Continue Reading Tax Court Rules State Corporate Incentives Are NOT Taxable Income Under Federal Law

Presented below is our summary of significant Internal Revenue Service (IRS) guidance and relevant tax matters for the week of April 1 – 5, 2019.

April 2, 2019: The IRS issued a news release providing tips on payment options, penalty waivers, refunds and other filing related recommendations.

April 3, 2019: The IRS issued a notice inviting individuals to apply for positions with the Taxpayer Advocacy Program (TAP) from April 8 – May 3.

April 3, 2019: The IRS issued Revenue Procedure 2019-17 providing guidance regarding qualified residential rental projects financed with tax exempt bonds under Section 142(d) of the code.

April 3, 2019: The IRS issued a news release reminding taxpayers who make quarterly payments that the first estimated quarterly payment for 2019 is due Monday, April 15.

April 4, 2019: The IRS issued a news release reminding taxpayers with foreign assets of the annual April 15 Foreign Bank and Financial Accounts (FBAR) filing deadline.

April 5, 2019: The IRS issued a news release dispelling what the agency terms five myths about tax refunds.

April 5, 2019: The IRS released Treasury Decision 9855 specifying which return to use for taxpayers who owe excise taxes under Sections 4960, 4966, 4967 or 4968 of the code.

April 5, 2019: The IRS issued final regulations authorizing the disclosure of certain expense items from business tax returns to the Census Bureau.

Special thanks to Terence McAllister in our New York office for this week’s roundup.
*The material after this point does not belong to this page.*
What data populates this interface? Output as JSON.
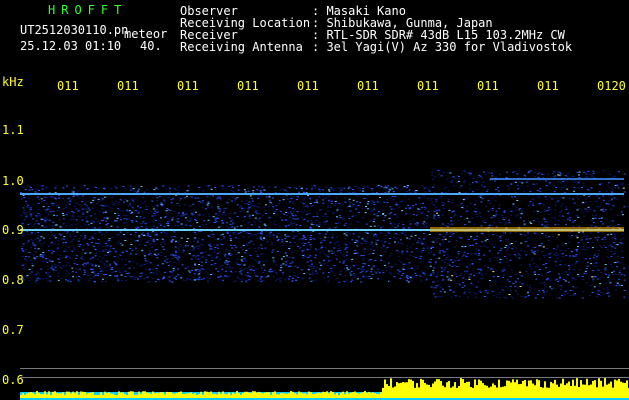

Presented below is our summary of significant Internal Revenue Service (IRS) guidance and relevant tax matters for the week of March 25 – 29, 2019.

March 25, 2019: The IRS issued Proposed Regulations under Section 301 of the code updating existing regulations to reflect changes made by the Technical and Miscellaneous Revenue Act of 1988.

March 25, 2019: The IRS issued Proposed Regulations partially withdrawing and re-proposing 2016 proposed regulations addressing transactions where property of a corporation becomes property of a real estate investment trust (REIT) following certain corporate distributions of controlled corporation stock.

March 26, 2019: The IRS issued Notice 2019-22 announcing the phase out of the Section 30D plug-in electric drive motor vehicle credit for purchasers of eligible General Motors’ vehicles beginning April 1, 2019.

March 27, 2019: The IRS issued Announcement 2019-03 providing an annual report on advance pricing agreements and the Advance Pricing and Mutual Agreement Program.

March 28, 2019: The IRS withdrew proposed regulations (REG-143686-07) that provided guidance on the allocation and recovery of basis in corporate stock redemptions under Section 301 of the code.

March 28, 2019: The IRS issued Revenue Procedure 2019-15 providing a waiver from time requirements for individuals electing to exclude their foreign earned income who must leave a country due to war, civil unrest or similar circumstances.

March 28, 2019: The IRS issued Notice 2019-24 providing adjustments to the limitation on housing expenses under Section 911 of the code.

March 29, 2019: The IRS issued Revenue Ruling 2019-11 providing guidance to taxpayers regarding the inclusion in income of recovered state and local taxes in the current year when the taxpayer deducted state and local taxes paid in a prior year.

March 29, 2019: The IRS withdrew proposed regulations (REG-124627-11) that provided guidance on the continuity of interest requirement under Section 368 of the code.

Special thanks to Terence McAllister in our New York office for this week’s roundup.